Zucchini puree is excellent frozen and can be added to sauces, smoothies, soups, casseroles, or baked goods. To do this, wash and trim the ends before boiling them for five minutes. Drain and process in a blender, then allow it to cool. Finally, transfer the zucchini to bags and label them before freezing.
Tips for freezing zucchini
- Although it is usually recommended to salt the water when blanching vegetables, avoid adding any salt if you’re going to freeze zucchini. It will result in mushy veggies.
- Freeze chopped zucchini on a baking sheet individually first, then transfer to a bag for freezing. This will stop the pieces from clumping together.
- The best zucchini for freezing chopped are firm and young with bright skin. They should be free from wrinkles, bruises, or soft spots. Mature zucchinis are best puréed or shredded before freezing.
- For best results freeze the zucchinis when they are at their freshest rather than letting them sit in the refrigerator for several days.
- Food expands once frozen so don’t overfill the freezer bag as it could burst, exposing the zucchini to freezer burn and other unwanted aromas in the freezer.
- Try to freeze the bags as flat as possible so that they use up less space in the freezer.
Zucchinis, also known as courgettes, are an excellent option for freezing. This is good to know when we get inundated with overwhelming crops in Summer, or they’re on sale at the store. Keep in mind that they have high levels of moisture so if you’re freezing chopped zucchini then it’s best to freeze the pieces individually on a baking sheet before transferring to bags. This will avoid clumping which can be quite frustrating when you’re in a hurry to cook dinner.
Once thawed, a zucchini will turn a little mushy, and won’t have the same delicious texture that you get from the fresh ones. However, they are still excellent for adding to baked goods and for using in slow-cooked recipes like a casserole.

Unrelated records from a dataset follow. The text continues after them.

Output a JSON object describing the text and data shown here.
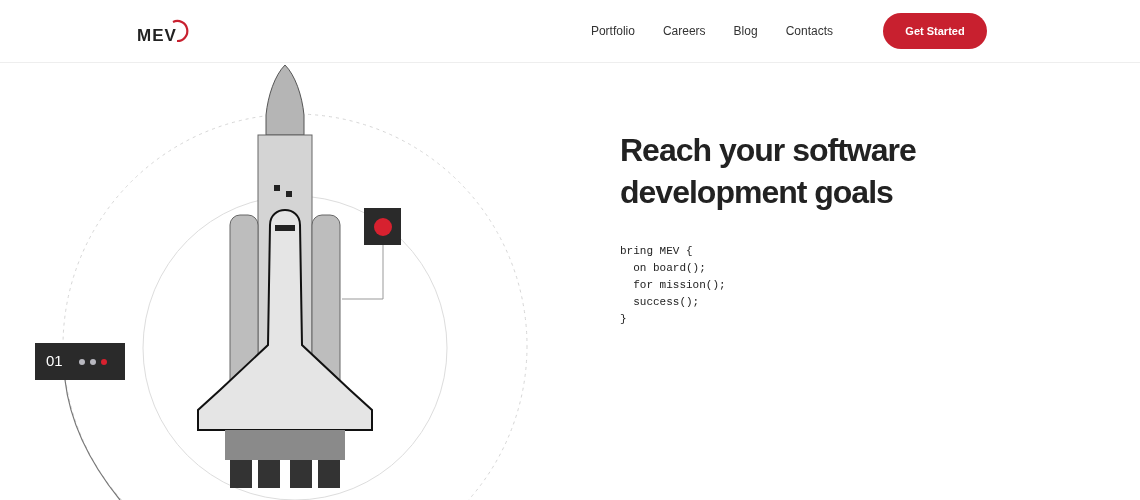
{
  "header": {
    "logo": "MEV",
    "nav": [
      {
        "label": "Portfolio"
      },
      {
        "label": "Careers"
      },
      {
        "label": "Blog"
      },
      {
        "label": "Contacts"
      }
    ],
    "cta": "Get Started"
  },
  "hero": {
    "heading_lines": [
      "Reach your software",
      "development goals"
    ],
    "code_lines": [
      "bring MEV {",
      "  on board();",
      "  for mission();",
      "  success();",
      "}"
    ]
  },
  "slider": {
    "number": "01",
    "dots": [
      {
        "selected": false
      },
      {
        "selected": false
      },
      {
        "selected": true
      }
    ]
  }
}
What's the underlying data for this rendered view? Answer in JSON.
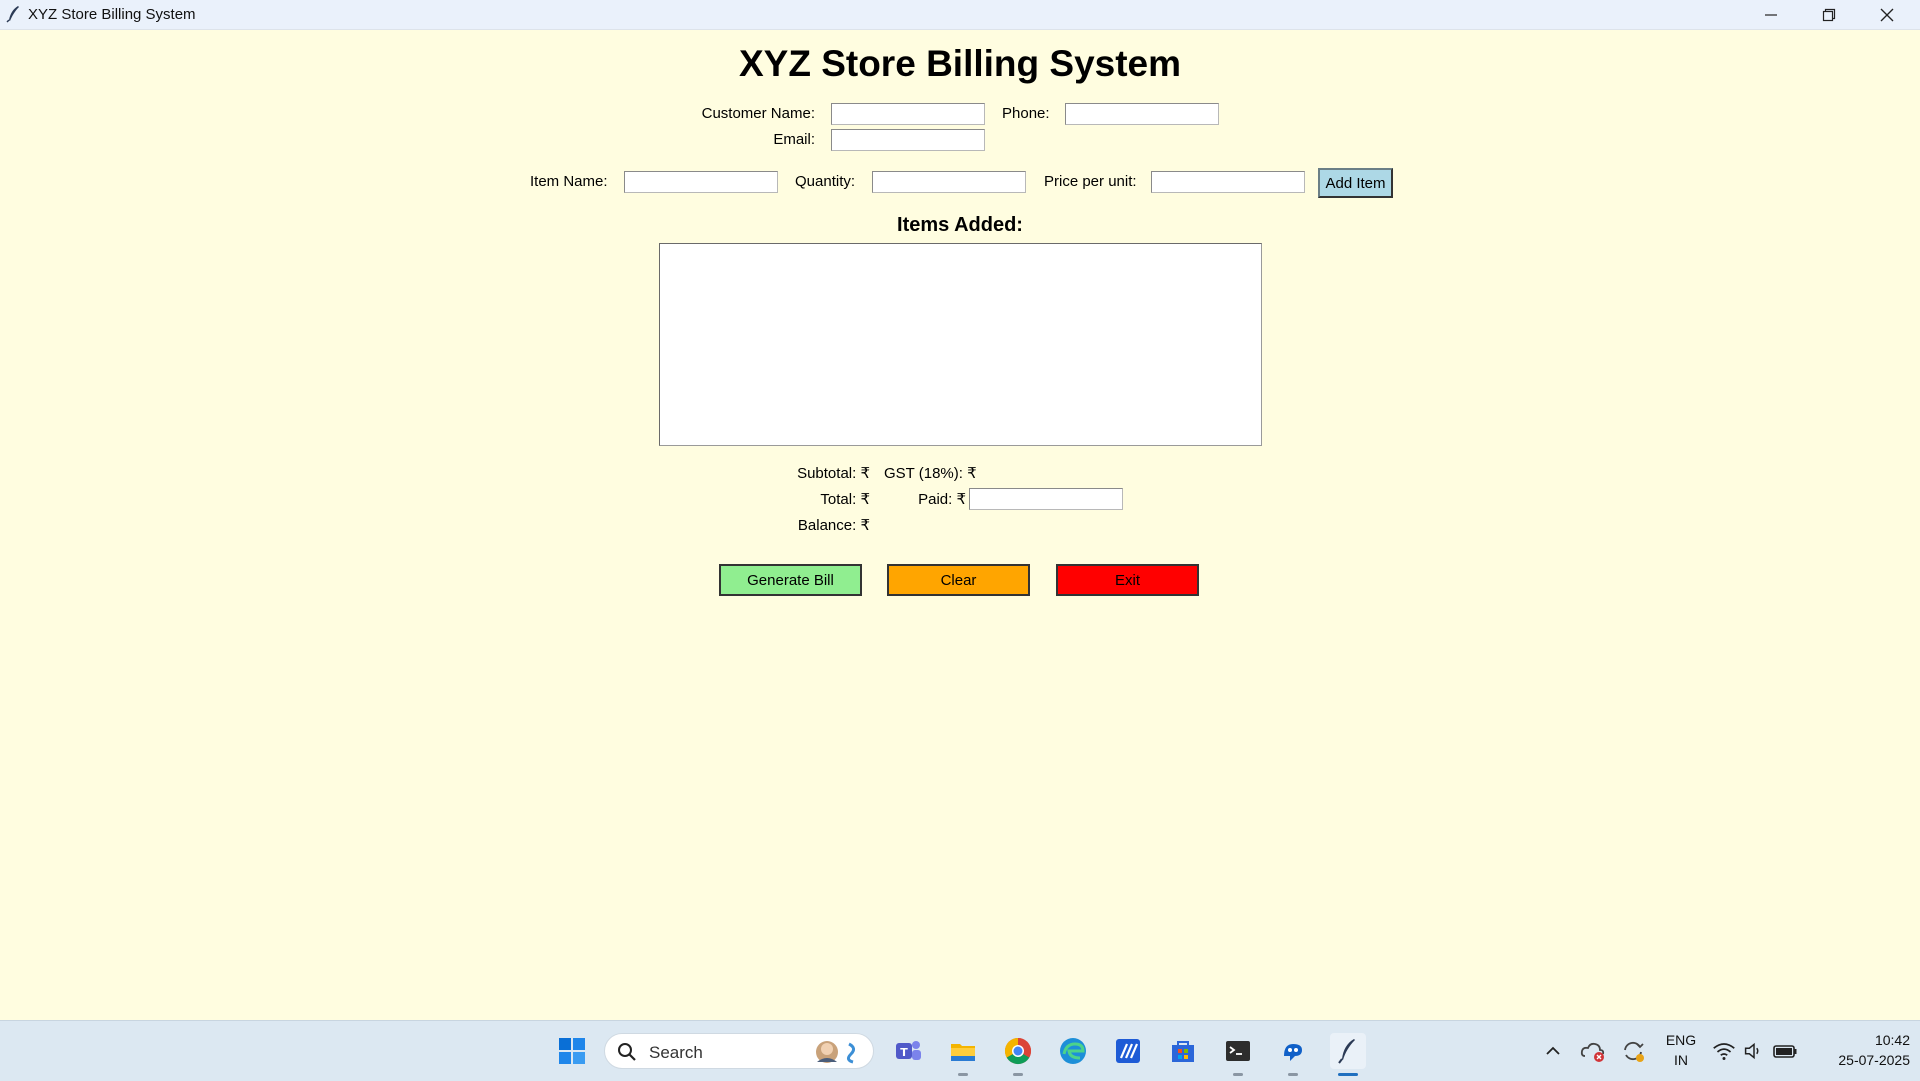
{
  "window": {
    "title": "XYZ Store Billing System"
  },
  "app": {
    "heading": "XYZ Store Billing System",
    "customer": {
      "name_label": "Customer Name:",
      "name_value": "",
      "phone_label": "Phone:",
      "phone_value": "",
      "email_label": "Email:",
      "email_value": ""
    },
    "item_entry": {
      "item_label": "Item Name:",
      "item_value": "",
      "qty_label": "Quantity:",
      "qty_value": "",
      "price_label": "Price per unit:",
      "price_value": "",
      "add_button": "Add Item"
    },
    "items_section_title": "Items Added:",
    "items": [],
    "summary": {
      "subtotal_label": "Subtotal: ₹",
      "gst_label": "GST (18%): ₹",
      "total_label": "Total: ₹",
      "paid_label": "Paid: ₹",
      "paid_value": "",
      "balance_label": "Balance: ₹"
    },
    "buttons": {
      "generate": "Generate Bill",
      "clear": "Clear",
      "exit": "Exit"
    },
    "colors": {
      "background": "#fffde0",
      "generate": "#90ee90",
      "clear": "#ffa500",
      "exit": "#ff0000",
      "add_item": "#add8e6"
    }
  },
  "taskbar": {
    "search_placeholder": "Search",
    "apps": [
      "windows-start-icon",
      "teams-icon",
      "file-explorer-icon",
      "chrome-icon",
      "edge-icon",
      "app-icon",
      "store-icon",
      "terminal-icon",
      "copilot-icon",
      "python-feather-icon"
    ],
    "language_line1": "ENG",
    "language_line2": "IN",
    "time": "10:42",
    "date": "25-07-2025"
  }
}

Do you have a special method for freezing zucchini? Please let us know in the comments below and we’ll test it out.